In second grade I learned about fairness, favoritism, truth and trust; ultimately about employees and bosses.
Headed to the playground, I jumped in front of the class bully to talk with my girlfriend. The minute we switched places our boss/teacher, Ms. Westcott, came over, pulled him out of line to send him to detention (yup in second grade) for disobeying rules.
“But,” I stated in a loud, clear voice, “He didn't do anything! I got in front of him so I could talk with Charlotte."
Now, I was “teacher’s pet” and she thought I was protecting him. Marvin (not quite the name for a bully) looked back at me and shrugged. He was used to getting yelled at and he whispered “it’s okay”.
Yet, it wasn’t.
I complained to my mother who called the teacher. I was told “it’s all handled”. The incident got swept under the rug. Marvin was eventually “fired” from our school and sent to one for “problem” kids. I missed his spunky manner and always felt there had to be a better way.
We all have hyper-vigilant memories that point us in one direction or another. I had a strong yearning to find out why we behave the way we do and search for that better way.
I studied psychology and family systems theory and then took what I learned into the workplace. I saw the possibilities for building teamwork, transforming conflict, and managing change as foundational to increased productivity and collaboration.
I’ve learned that it is a myth to think we can and should separate who we are at work from who we are at home. In my executive coaching, leadership programs, change-management seminars, and team building in the workplace my basic idea is that authenticity can only happen when we do the personal work to find out what pushes our buttons and what to do about it.
To gain other perspectives, my husband Herb Kaufman and I invited leading edge teachers to Creative Energy Options. Throughout the years we had Deepak Chopra, Elizabeth Kubler-Ross, Robert Bly, Herbert Benson, David Whyte, Willis Harman and many others offer important points of view. I have included much of what I learned in my book “Don’t Bring It to Work”.
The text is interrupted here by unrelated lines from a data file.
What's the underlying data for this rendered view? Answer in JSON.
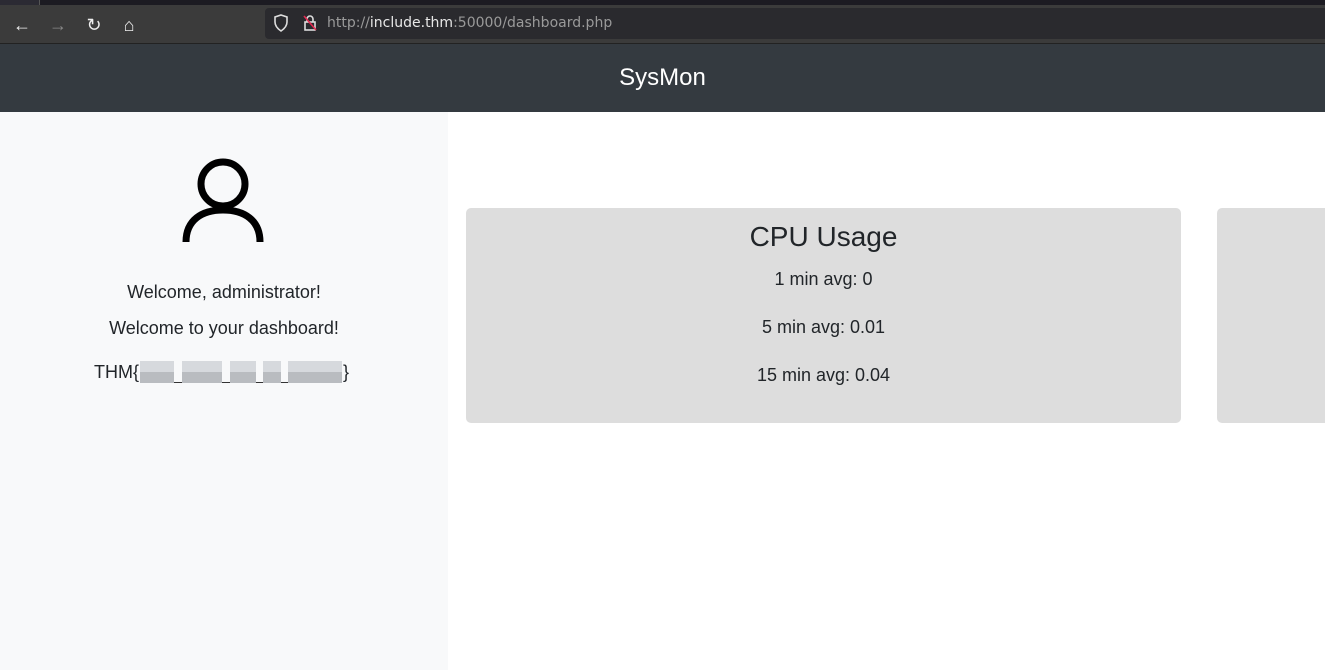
{
  "browser": {
    "url_scheme": "http://",
    "url_host": "include.thm",
    "url_rest": ":50000/dashboard.php",
    "icons": [
      "back-arrow-icon",
      "forward-arrow-icon",
      "reload-icon",
      "home-icon",
      "shield-icon",
      "insecure-lock-icon"
    ]
  },
  "header": {
    "title": "SysMon"
  },
  "sidebar": {
    "avatar_icon": "user-icon",
    "welcome_user": "Welcome, administrator!",
    "welcome_dashboard": "Welcome to your dashboard!",
    "flag_prefix": "THM{",
    "flag_suffix": "}"
  },
  "cards": [
    {
      "title": "CPU Usage",
      "lines": [
        "1 min avg: 0",
        "5 min avg: 0.01",
        "15 min avg: 0.04"
      ]
    }
  ]
}
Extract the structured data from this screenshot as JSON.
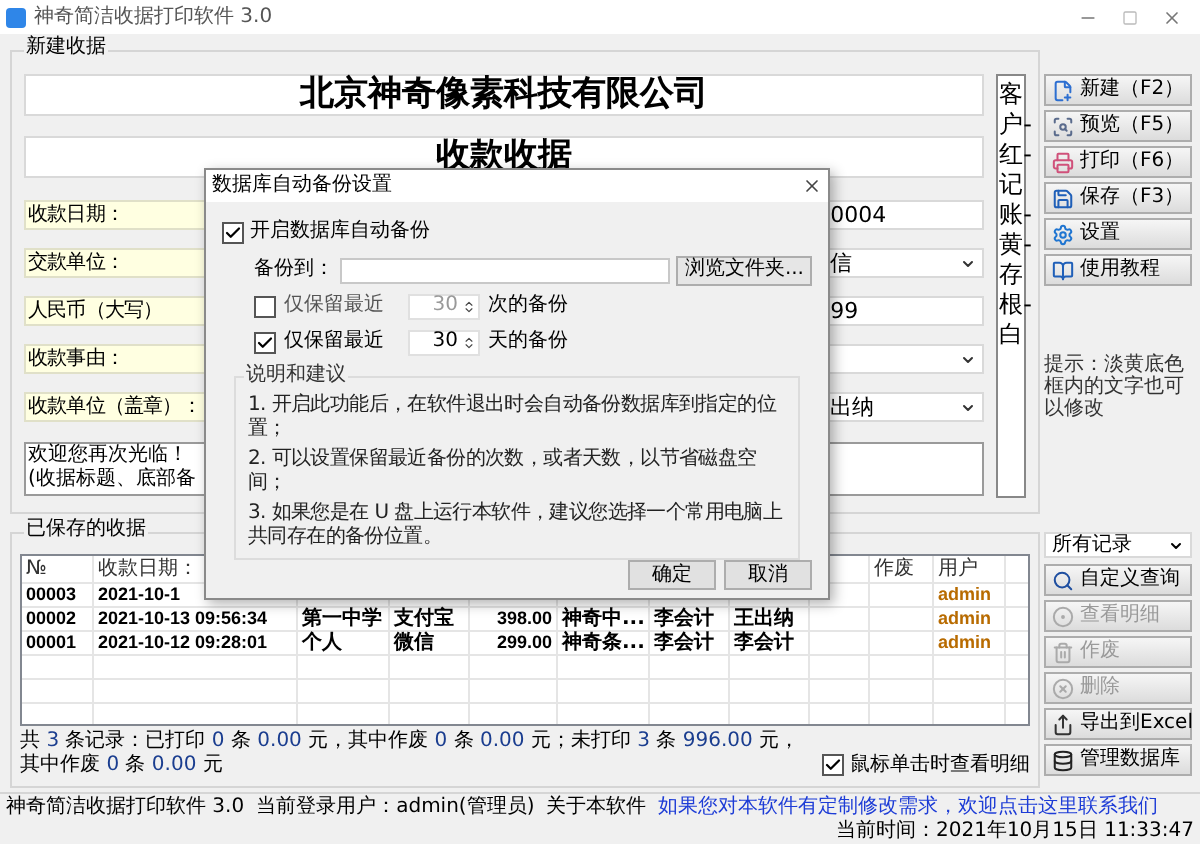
{
  "window": {
    "title": "神奇简洁收据打印软件 3.0"
  },
  "new_receipt": {
    "title": "新建收据",
    "company": "北京神奇像素科技有限公司",
    "heading": "收款收据",
    "fields": [
      {
        "label": "收款日期：",
        "value": "0004",
        "kind": "text"
      },
      {
        "label": "交款单位：",
        "value": "信",
        "kind": "select"
      },
      {
        "label": "人民币（大写）",
        "value": "99",
        "kind": "text"
      },
      {
        "label": "收款事由：",
        "kind": "select"
      },
      {
        "label": "收款单位（盖章）：",
        "value": "出纳",
        "kind": "select"
      }
    ],
    "note_lines": [
      "欢迎您再次光临！",
      "(收据标题、底部备"
    ],
    "copies_strip": "客户-红-记账-黄-存根-白"
  },
  "actions": [
    {
      "label": "新建（F2）",
      "kind": "new"
    },
    {
      "label": "预览（F5）",
      "kind": "preview"
    },
    {
      "label": "打印（F6）",
      "kind": "print"
    },
    {
      "label": "保存（F3）",
      "kind": "save"
    },
    {
      "label": "设置",
      "kind": "settings"
    },
    {
      "label": "使用教程",
      "kind": "tutorial"
    }
  ],
  "tip": "提示：淡黄底色框内的文字也可以修改",
  "saved": {
    "title": "已保存的收据",
    "columns": [
      {
        "label": "№"
      },
      {
        "label": "收款日期："
      },
      {},
      {},
      {},
      {},
      {},
      {},
      {},
      {
        "label": "作废"
      },
      {
        "label": "用户"
      }
    ],
    "rows": [
      {
        "cells": [
          "00003",
          "2021-10-1",
          null,
          null,
          null,
          null,
          null,
          null,
          null,
          null,
          "admin"
        ]
      },
      {
        "cells": [
          "00002",
          "2021-10-13 09:56:34",
          "第一中学",
          "支付宝",
          "398.00",
          "神奇中...",
          "李会计",
          "王出纳",
          null,
          null,
          "admin"
        ]
      },
      {
        "cells": [
          "00001",
          "2021-10-12 09:28:01",
          "个人",
          "微信",
          "299.00",
          "神奇条...",
          "李会计",
          "李会计",
          null,
          null,
          "admin"
        ]
      }
    ],
    "summary": [
      {
        "text": "共 ",
        "kind": "plain"
      },
      {
        "text": "3",
        "kind": "number"
      },
      {
        "text": " 条记录：已打印 ",
        "kind": "plain"
      },
      {
        "text": "0",
        "kind": "number"
      },
      {
        "text": " 条 ",
        "kind": "plain"
      },
      {
        "text": "0.00",
        "kind": "number"
      },
      {
        "text": " 元，其中作废 ",
        "kind": "plain"
      },
      {
        "text": "0",
        "kind": "number"
      },
      {
        "text": " 条 ",
        "kind": "plain"
      },
      {
        "text": "0.00",
        "kind": "number"
      },
      {
        "text": " 元；未打印 ",
        "kind": "plain"
      },
      {
        "text": "3",
        "kind": "number"
      },
      {
        "text": " 条 ",
        "kind": "plain"
      },
      {
        "text": "996.00",
        "kind": "number"
      },
      {
        "text": " 元，其中作废 ",
        "kind": "plain"
      },
      {
        "text": "0",
        "kind": "number"
      },
      {
        "text": " 条 ",
        "kind": "plain"
      },
      {
        "text": "0.00",
        "kind": "number"
      },
      {
        "text": " 元",
        "kind": "plain"
      }
    ],
    "click_detail": {
      "label": "鼠标单击时查看明细",
      "checked": true
    }
  },
  "filter": {
    "value": "所有记录"
  },
  "list_actions": [
    {
      "label": "自定义查询",
      "kind": "search",
      "disabled": false
    },
    {
      "label": "查看明细",
      "kind": "detail",
      "disabled": true
    },
    {
      "label": "作废",
      "kind": "void",
      "disabled": true
    },
    {
      "label": "删除",
      "kind": "delete",
      "disabled": true
    },
    {
      "label": "导出到Excel",
      "kind": "export",
      "disabled": false
    },
    {
      "label": "管理数据库",
      "kind": "database",
      "disabled": false
    }
  ],
  "status_bar": {
    "app": "神奇简洁收据打印软件 3.0",
    "user": "当前登录用户：admin(管理员)",
    "about": "关于本软件",
    "link": "如果您对本软件有定制修改需求，欢迎点击这里联系我们",
    "time": "当前时间：2021年10月15日 11:33:47"
  },
  "dialog": {
    "title": "数据库自动备份设置",
    "enable": {
      "label": "开启数据库自动备份",
      "checked": true
    },
    "path_label": "备份到：",
    "browse": "浏览文件夹...",
    "keep_rules": [
      {
        "label": "仅保留最近",
        "checked": false,
        "value": "30",
        "unit": "次的备份"
      },
      {
        "label": "仅保留最近",
        "checked": true,
        "value": "30",
        "unit": "天的备份"
      }
    ],
    "notes_title": "说明和建议",
    "notes": [
      "1. 开启此功能后，在软件退出时会自动备份数据库到指定的位置；",
      "2. 可以设置保留最近备份的次数，或者天数，以节省磁盘空间；",
      "3. 如果您是在 U 盘上运行本软件，建议您选择一个常用电脑上共同存在的备份位置。"
    ],
    "buttons": [
      "确定",
      "取消"
    ]
  }
}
Fascinated with frozen right/wrong perspectives, we started The Center for Intercultural Dialogue to study the dynamics between Israelis and Palestinians using the arts to transcend differences. I explored ways to engage head and heart for real change to happen and found stories make more of a difference than debate. I use what I learned there in my Creative Edge Workshop.
I have developed my storytelling ability using real life situations. My ideas, grounded in research and science, address matters at emotional as well as logical levels; that’s what makes them “stick”.
My passion (in part thanks to Marvin,the bully) is helping leaders and teams improve employee relationships and engagement which impacts the bottom line and creates cultures of trust through honest and real dialogue.